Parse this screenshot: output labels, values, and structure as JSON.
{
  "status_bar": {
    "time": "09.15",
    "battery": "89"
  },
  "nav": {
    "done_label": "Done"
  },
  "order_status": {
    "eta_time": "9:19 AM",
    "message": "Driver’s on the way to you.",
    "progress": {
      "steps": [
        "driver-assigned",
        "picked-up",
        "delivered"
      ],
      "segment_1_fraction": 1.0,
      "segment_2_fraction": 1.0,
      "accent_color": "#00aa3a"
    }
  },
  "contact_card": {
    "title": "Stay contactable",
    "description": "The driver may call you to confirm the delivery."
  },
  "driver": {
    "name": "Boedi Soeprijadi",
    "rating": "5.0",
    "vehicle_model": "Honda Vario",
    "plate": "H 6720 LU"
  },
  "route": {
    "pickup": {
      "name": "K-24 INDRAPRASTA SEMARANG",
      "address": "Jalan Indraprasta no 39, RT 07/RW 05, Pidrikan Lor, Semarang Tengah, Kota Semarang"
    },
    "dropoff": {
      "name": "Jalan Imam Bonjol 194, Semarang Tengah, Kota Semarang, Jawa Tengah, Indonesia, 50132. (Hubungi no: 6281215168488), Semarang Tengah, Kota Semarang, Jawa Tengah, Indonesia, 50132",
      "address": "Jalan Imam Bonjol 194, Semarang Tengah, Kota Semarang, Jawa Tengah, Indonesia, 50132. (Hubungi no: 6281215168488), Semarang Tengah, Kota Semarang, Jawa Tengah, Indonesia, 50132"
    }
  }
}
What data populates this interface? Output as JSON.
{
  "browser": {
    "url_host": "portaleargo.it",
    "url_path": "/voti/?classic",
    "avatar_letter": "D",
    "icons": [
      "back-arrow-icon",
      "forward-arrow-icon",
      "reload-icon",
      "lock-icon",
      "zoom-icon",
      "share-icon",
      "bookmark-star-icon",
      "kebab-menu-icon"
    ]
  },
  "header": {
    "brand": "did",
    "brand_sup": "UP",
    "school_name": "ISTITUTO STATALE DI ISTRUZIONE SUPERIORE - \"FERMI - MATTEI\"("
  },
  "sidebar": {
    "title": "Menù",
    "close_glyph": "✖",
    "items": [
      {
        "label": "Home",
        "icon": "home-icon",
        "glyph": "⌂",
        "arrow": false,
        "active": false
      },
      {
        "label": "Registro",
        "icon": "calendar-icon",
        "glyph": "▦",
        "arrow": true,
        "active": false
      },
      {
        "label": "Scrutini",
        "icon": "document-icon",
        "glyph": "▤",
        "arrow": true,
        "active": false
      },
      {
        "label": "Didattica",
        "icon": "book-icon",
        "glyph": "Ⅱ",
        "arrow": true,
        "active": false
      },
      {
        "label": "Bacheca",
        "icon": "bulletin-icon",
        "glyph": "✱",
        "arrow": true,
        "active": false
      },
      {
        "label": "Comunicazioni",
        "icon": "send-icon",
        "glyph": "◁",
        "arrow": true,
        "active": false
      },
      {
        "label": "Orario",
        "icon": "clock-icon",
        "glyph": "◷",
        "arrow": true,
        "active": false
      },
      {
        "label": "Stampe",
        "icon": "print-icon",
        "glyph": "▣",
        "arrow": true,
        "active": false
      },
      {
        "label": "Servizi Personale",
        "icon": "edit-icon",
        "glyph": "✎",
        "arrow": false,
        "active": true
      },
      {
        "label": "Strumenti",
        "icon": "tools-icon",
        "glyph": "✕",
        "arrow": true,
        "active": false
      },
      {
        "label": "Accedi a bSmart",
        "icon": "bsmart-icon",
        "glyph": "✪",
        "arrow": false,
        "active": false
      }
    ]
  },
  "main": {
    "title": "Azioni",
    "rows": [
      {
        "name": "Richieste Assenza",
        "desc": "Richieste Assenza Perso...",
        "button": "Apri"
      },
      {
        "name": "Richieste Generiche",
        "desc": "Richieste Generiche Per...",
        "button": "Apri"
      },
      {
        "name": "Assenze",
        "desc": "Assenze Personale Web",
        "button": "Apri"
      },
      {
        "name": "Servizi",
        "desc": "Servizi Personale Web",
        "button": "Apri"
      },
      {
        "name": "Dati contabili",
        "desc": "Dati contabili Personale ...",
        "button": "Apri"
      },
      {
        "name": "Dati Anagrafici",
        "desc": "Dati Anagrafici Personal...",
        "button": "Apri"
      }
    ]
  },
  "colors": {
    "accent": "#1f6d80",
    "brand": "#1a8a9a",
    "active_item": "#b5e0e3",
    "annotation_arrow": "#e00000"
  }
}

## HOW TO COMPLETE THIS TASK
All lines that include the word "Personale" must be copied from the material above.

## WRITTEN SOLUTION
        "label": "Servizi Personale",
        "desc": "Assenze Personale Web",
        "desc": "Servizi Personale Web",
        "desc": "Dati contabili Personale ...",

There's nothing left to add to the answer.